Please note that, as aggregate data, this dataset cannot indicate the value of an individual property. Nor does it state the number or the dollar volume of actual foreclosures since banks may write-down (or up) the value of their portfolio of REO properties.
The American Council of Life Insurers Mortgage Loan Performance Profile is an alternative to the NDS, but the sample is much smaller. It reports on long-term residential and commercial mortgage loans and underlying guaranteed investment contracts held by life insurance companies; some 50,000 mortgages totaling $275 billion. Conversely, the NDS in 2008 Q4 encompassed 45 million loans.
Resources Beyond Moody's Economy.com:
Credit Conditions in the United States
The Federal Reserve Bank of New York publishes information from the LoanPerformance database of FirstAmerican CoreLogic. The dataset is monthly, by state, with numerous indicators; but it applies only to nonprime (subprime and Alt-A) mortgages. This dataset is not available for redistribution ( http://www.ny.frb.org/regional/subprime.html ).
There are other sources that attempt to estimate nationwide total foreclosures with various methodologies and limited geographic samples.
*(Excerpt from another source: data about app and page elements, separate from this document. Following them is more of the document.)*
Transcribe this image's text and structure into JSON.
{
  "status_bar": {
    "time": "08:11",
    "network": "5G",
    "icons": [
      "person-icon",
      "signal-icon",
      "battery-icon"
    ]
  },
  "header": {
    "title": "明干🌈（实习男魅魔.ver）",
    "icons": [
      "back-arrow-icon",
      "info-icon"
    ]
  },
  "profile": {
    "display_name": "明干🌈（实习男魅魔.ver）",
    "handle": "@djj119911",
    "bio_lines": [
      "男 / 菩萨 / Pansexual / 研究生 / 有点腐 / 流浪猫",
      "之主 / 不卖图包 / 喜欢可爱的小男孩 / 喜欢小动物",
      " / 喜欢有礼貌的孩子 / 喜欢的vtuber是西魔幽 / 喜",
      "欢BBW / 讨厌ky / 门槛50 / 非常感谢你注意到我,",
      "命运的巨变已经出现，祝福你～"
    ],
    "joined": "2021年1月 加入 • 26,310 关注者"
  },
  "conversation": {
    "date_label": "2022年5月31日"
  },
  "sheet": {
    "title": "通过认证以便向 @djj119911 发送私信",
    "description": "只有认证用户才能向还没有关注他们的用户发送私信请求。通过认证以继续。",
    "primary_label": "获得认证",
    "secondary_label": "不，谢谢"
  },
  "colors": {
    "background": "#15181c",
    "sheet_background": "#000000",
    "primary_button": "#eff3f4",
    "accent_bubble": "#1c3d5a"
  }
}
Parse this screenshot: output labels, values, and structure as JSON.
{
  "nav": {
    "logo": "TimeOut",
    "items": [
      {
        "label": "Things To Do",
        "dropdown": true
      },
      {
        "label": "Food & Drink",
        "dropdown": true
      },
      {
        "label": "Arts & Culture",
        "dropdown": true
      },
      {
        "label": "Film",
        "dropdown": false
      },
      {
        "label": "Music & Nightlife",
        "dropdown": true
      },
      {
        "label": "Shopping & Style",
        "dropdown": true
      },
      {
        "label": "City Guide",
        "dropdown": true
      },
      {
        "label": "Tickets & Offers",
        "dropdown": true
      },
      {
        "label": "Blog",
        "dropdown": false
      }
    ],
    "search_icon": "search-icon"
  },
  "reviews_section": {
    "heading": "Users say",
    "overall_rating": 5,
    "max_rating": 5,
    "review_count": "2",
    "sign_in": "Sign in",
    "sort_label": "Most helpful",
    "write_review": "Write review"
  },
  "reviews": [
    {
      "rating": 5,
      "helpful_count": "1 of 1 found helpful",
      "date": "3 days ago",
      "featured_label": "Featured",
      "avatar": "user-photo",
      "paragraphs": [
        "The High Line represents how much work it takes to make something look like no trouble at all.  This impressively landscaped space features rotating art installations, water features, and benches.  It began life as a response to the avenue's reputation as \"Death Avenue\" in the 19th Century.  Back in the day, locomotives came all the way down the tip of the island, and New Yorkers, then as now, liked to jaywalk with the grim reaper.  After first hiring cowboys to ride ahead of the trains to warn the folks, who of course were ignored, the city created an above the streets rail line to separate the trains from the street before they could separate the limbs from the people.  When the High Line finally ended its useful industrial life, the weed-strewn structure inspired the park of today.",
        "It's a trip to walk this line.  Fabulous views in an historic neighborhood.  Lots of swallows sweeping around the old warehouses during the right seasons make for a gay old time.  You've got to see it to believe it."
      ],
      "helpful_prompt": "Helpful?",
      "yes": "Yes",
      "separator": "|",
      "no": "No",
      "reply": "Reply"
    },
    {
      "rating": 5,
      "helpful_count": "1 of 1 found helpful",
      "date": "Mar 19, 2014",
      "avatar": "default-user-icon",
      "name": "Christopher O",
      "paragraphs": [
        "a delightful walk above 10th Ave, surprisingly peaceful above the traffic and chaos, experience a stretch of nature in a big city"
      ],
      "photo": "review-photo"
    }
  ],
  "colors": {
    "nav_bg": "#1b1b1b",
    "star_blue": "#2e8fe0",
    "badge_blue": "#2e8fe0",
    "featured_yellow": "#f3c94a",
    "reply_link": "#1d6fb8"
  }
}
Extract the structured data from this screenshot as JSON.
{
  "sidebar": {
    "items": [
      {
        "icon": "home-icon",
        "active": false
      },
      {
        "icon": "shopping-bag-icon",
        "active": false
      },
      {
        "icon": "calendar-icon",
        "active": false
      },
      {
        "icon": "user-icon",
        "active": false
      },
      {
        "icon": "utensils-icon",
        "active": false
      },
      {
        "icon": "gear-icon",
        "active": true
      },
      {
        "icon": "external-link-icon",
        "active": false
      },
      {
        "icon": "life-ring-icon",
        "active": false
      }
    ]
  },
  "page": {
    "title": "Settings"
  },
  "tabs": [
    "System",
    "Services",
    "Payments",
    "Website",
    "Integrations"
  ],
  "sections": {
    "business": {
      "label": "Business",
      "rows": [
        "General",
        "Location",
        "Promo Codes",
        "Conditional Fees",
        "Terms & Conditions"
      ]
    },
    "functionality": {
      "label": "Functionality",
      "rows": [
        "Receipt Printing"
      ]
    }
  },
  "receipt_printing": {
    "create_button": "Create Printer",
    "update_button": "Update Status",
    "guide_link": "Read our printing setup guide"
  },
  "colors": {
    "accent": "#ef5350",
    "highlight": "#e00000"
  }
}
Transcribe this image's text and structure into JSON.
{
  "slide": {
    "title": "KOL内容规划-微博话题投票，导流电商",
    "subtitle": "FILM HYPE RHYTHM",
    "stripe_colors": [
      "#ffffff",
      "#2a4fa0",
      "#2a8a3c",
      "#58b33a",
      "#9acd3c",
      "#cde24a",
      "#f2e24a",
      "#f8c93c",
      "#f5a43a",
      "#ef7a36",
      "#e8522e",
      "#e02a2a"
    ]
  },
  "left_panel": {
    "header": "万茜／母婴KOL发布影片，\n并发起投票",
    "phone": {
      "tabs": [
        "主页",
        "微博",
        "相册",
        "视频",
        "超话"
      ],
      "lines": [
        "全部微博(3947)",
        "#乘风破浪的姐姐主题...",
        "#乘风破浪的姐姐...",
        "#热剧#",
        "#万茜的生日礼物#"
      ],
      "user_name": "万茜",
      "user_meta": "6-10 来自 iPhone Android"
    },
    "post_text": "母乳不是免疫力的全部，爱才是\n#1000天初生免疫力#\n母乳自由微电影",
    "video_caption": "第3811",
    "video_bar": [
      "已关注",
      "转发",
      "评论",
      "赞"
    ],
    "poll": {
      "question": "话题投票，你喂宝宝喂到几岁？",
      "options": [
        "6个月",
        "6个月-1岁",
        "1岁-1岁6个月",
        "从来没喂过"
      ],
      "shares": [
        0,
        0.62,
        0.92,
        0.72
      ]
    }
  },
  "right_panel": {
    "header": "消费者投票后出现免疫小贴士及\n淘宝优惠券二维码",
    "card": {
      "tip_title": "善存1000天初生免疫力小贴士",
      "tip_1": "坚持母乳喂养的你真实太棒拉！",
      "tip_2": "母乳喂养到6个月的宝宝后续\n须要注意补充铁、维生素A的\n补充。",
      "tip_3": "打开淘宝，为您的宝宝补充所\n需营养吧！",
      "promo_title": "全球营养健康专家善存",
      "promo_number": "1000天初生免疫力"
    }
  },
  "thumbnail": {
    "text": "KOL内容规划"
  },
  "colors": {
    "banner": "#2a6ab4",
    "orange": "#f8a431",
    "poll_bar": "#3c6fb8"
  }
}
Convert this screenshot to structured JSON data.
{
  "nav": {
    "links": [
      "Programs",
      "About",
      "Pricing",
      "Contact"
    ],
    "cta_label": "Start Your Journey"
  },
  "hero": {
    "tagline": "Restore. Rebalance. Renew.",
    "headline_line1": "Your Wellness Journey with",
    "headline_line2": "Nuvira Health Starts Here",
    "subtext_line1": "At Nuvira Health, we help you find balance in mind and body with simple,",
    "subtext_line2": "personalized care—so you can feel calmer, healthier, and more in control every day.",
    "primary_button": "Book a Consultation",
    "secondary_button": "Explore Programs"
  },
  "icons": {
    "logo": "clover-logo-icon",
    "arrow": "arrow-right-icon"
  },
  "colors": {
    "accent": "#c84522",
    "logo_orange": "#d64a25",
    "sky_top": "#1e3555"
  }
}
However, there is presently no agency that provides an official number or dollar amount for foreclosures in the United States.
Michigan State University Housing Development Authority - Stages of Foreclosure ( http://www.michigan.gov/mshda/0,1607,7-141-45866_47905-177816--,00.html )
HUD - Are You At Risk of Losing Your Home? ( http://www.hud.gov/foreclosure/fctimeline.cfm )